Edmonton’s new Access Without Fear to Municipal Services policy has sparked discussion and questions.
Let’s take a closer look at the policy and what it will change for some of Edmonton’s most vulnerable residents.
Access to basic municipal programs and services is a given for the majority of Edmontonians. ETS service or City rec centre workouts are routine for many of us. For many vulnerable or undocumented individuals who experience poverty, and are unable to access municipal programs and services, this is not the case. City Administration reviewed existing services offered and found that the vast majority were accessible without verification of immigration status.
Why did the City propose this policy?

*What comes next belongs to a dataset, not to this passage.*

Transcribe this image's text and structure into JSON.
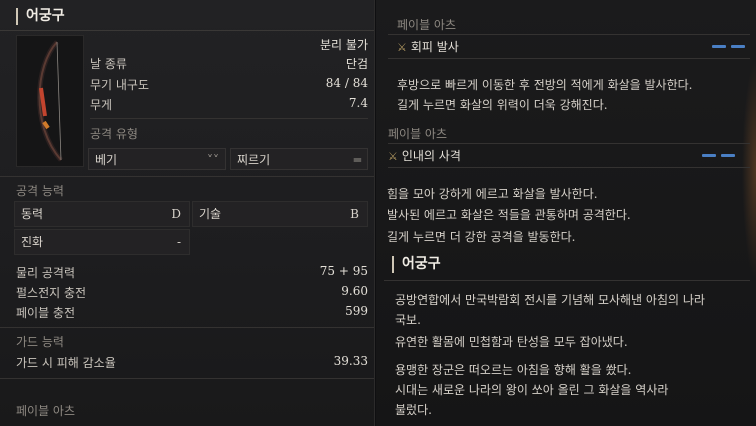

Vulnerable populations and undocumented individuals may be wary of interactions with the City and fear having their status questioned. This reluctance to engage is contrary to the many intended outcomes of our municipal services, such as public safety and community wellness.
Access to City programs and services can be difficult for these individuals if they are required to present proof of identification or income verification. This policy will improve access to key, low-income municipal services for undocumented individuals, regardless of their ability to provide identification.
Is this a “sanctuary city” policy?
Simply put, no. This policy does not affect or change individuals’ immigration or citizenship status, nor does it seek to attract newcomers to Edmonton. It introduces minor updates to training for City staff when providing municipal services. The comparison to sanctuary city policies is misleading as Edmonton’s Access Without Fear policy is mainly about clarifying identification requirements.
Canadian municipalities, like Vancouver, have chosen to use the term “Access Without Fear” to describe approaches to further clarify that all residents can access municipal services without fear of disclosing their immigration status.
Sanctuary City policies are different in that they focus more on a city’s relationship with immigration authorities. They are most commonly seen in the United States and Europe.
Is there a cost to taxpayers?
The policy does not include a request for new public funding. The vast majority of City services do not require Edmontonians to provide ID, so there will be few process changes.
City staff will review and update procedures and identification requirements for existing and future programs and services. The policy also clarifies that a variety of identifications are now acceptable, and all information is kept confidential and used only for the purposes intended.
Two low-income municipal programs currently require identification and income verification from residents who wish to qualify:
- Ride Transit Program: Provides free ETS monthly passes to low-income and vulnerable applicants via 10 partner organizations; and
- Leisure Access Program: Subsidized City recreation passes provided through partner organizations, on the basis that applicants meet low-income requirements.
City staff will explore the impacts of expanding both programs.
Who does the policy serve?
It serves Edmontonians. People who, for reasons out of their control, might have been taken advantage of, even exploited, during their time here or have tried tirelessly to secure their citizenship but have faced challenges and complications.
There are concerns that this policy could lead to a jump in crime or attract more undocumented individuals. However, studies have shown no rise in undocumented immigrants, and crime rates are actually lower in cities with similar policies.
This policy doesn’t make Edmonton a “sanctuary city.” It shows that, at our core, we are a city that welcomes and cares for every single person who contributes to the fabric of Edmonton.
Ultimately, as Councillor Hamilton stated, this is “fundamentally about affording people the right to live in the city without fear.”